“Everything he disclosed to us turned out to be accurate, after speaking with credible industry sources. In this way, Coach Freeze was honest and truthful.”

Freeze’s hiring was delayed after a former Liberty student emailed Auburn officials about a direct message the coach had sent her defending the Flames athletic director after she had made critical comments. The woman said she was sexually assaulted at Liberty and had reached a settlement, a case that pre-dated Freeze’s arrival.

Cohen did not take questions from reporters at the news conference and later declined to comment when asked about the direct message by The Associated Press.

Freeze has gone 103-47 on the field in 13 seasons at four programs, but 27 of those wins at Ole Miss were vacated because of NCAA violations.
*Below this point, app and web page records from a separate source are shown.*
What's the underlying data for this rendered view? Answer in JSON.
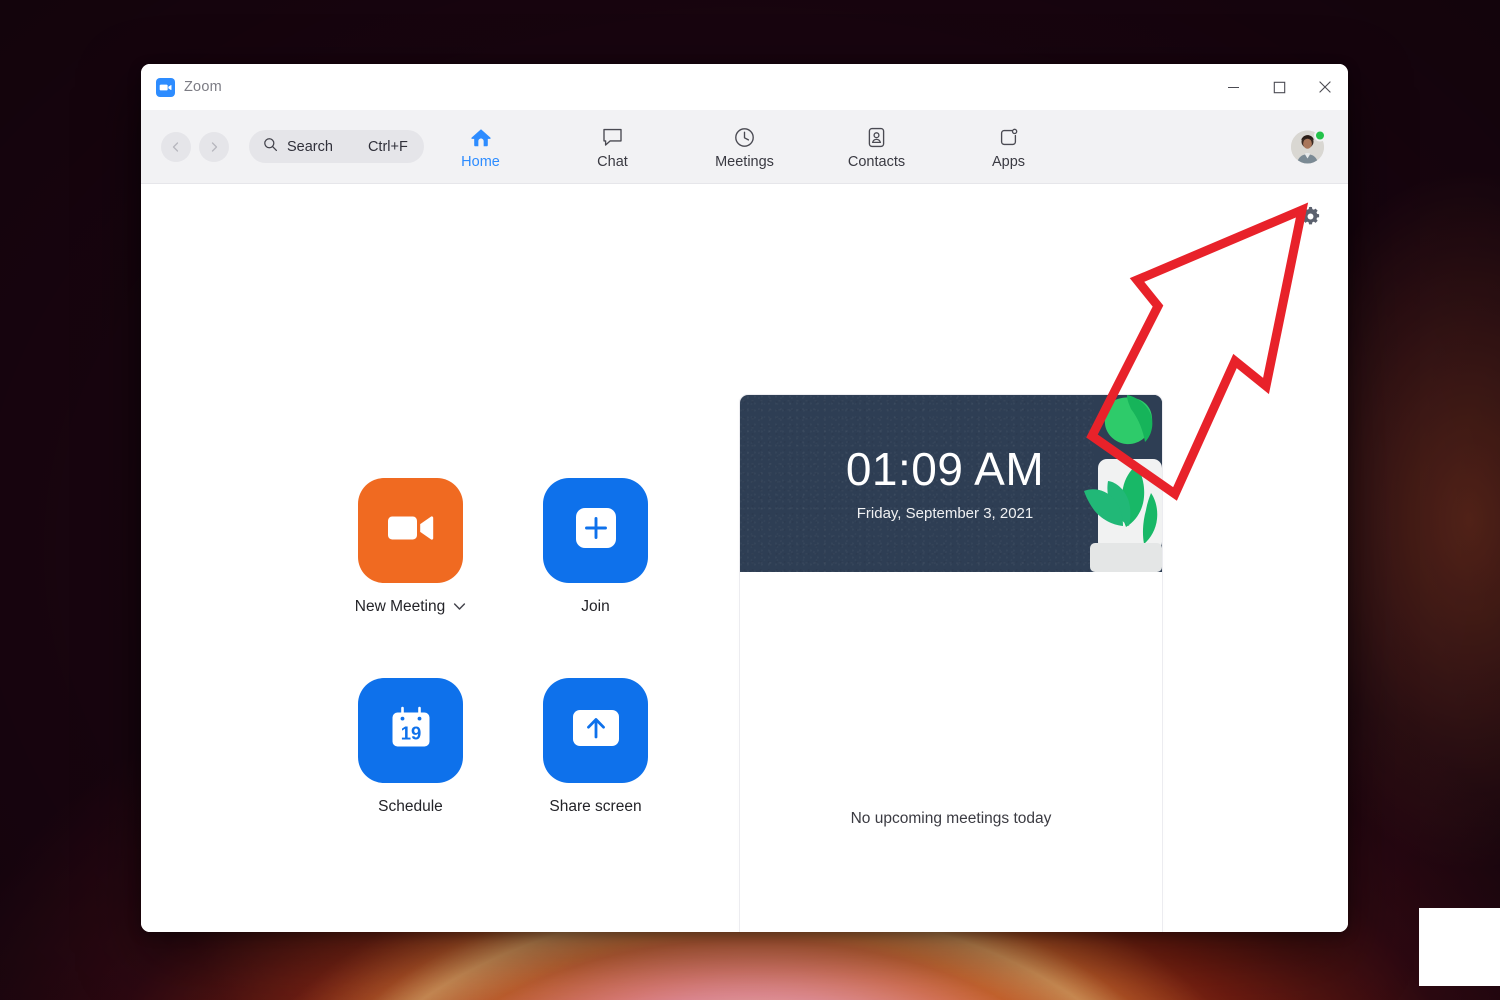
{
  "desktop": {
    "wallpaper_name": "windows-11-bloom-wallpaper",
    "colors": {
      "deep": "#1b0610",
      "ember": "#d4541c",
      "bloom": "#c68cff"
    }
  },
  "window": {
    "title": "Zoom",
    "logo_icon": "zoom-camera-icon",
    "controls": [
      {
        "name": "minimize-button",
        "icon": "minimize-icon",
        "label": "─"
      },
      {
        "name": "maximize-button",
        "icon": "maximize-icon",
        "label": "□"
      },
      {
        "name": "close-button",
        "icon": "close-icon",
        "label": "✕"
      }
    ]
  },
  "toolbar": {
    "back_icon": "chevron-left-icon",
    "forward_icon": "chevron-right-icon",
    "search": {
      "icon": "search-icon",
      "placeholder": "Search",
      "shortcut": "Ctrl+F"
    },
    "tabs": [
      {
        "label": "Home",
        "icon": "home-icon",
        "active": true
      },
      {
        "label": "Chat",
        "icon": "chat-bubble-icon",
        "active": false
      },
      {
        "label": "Meetings",
        "icon": "clock-icon",
        "active": false
      },
      {
        "label": "Contacts",
        "icon": "contact-card-icon",
        "active": false
      },
      {
        "label": "Apps",
        "icon": "apps-grid-icon",
        "active": false
      }
    ],
    "active_tab_color": "#2d8cff",
    "avatar": {
      "name": "user-avatar",
      "presence": "available",
      "presence_color": "#24c24a"
    }
  },
  "main": {
    "settings_icon": "gear-icon",
    "actions": [
      {
        "label": "New Meeting",
        "icon": "video-camera-icon",
        "tile_color": "#f06a21",
        "has_dropdown": true,
        "dropdown_icon": "chevron-down-icon"
      },
      {
        "label": "Join",
        "icon": "plus-icon",
        "tile_color": "#0e71eb",
        "has_dropdown": false
      },
      {
        "label": "Schedule",
        "icon": "calendar-19-icon",
        "tile_color": "#0e71eb",
        "has_dropdown": false,
        "calendar_day": "19"
      },
      {
        "label": "Share screen",
        "icon": "arrow-up-screen-icon",
        "tile_color": "#0e71eb",
        "has_dropdown": false
      }
    ],
    "meetings_panel": {
      "clock": {
        "time": "01:09 AM",
        "date": "Friday, September 3, 2021",
        "background_color": "#2e3e54",
        "illustration": "potted-plant-illustration"
      },
      "empty_state": "No upcoming meetings today"
    }
  },
  "annotation": {
    "arrow_name": "red-highlight-arrow",
    "color": "#e8222a",
    "points_to": "gear-icon"
  }
}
He spent the last four seasons at Liberty.

Freeze’s first move was to keep Carnell Williams on staff as running backs coach and associate head coach. Williams, a former Auburn All-America running back, was interim coach for the final four games.

He was a candidate for the head job, interviewing with Cohen about a week ago. Williams expressed his support of Freeze.

“I did have the opportunity to state my case, but look, that’s old news,” said Williams, who attended the news conference. “Like I told them whenever they brought me the news, honestly, they looked more disappointed than me. They were, `I’m sorry.’ But I’m like, I’m disappointed, (but) I’m not upset.”

Freeze isn’t the first high-profile coach with NCAA baggage that Auburn has hired. Bruce Pearl was hired while in the final months of a show-cause penalty stemming from violations that led to his ouster from Tennessee.

Pearl has turned the program into an SEC power, but not without more trouble.

Auburn self-imposed a postseason ban two years ago stemming from a bribery scheme involving former assistant coach Chuck Person. Pearl served a two-game suspension and players Austin Wiley and Danjel Purifoy were ruled ineligible for at least one season. Person later pleaded guilty to a bribery conspiracy charge.

Now, Freeze is getting his own second chance to change the script in the SEC.

“I don’t know if rewriting the story is exactly the right word,” he said. “But it’s going to make for a good ending.”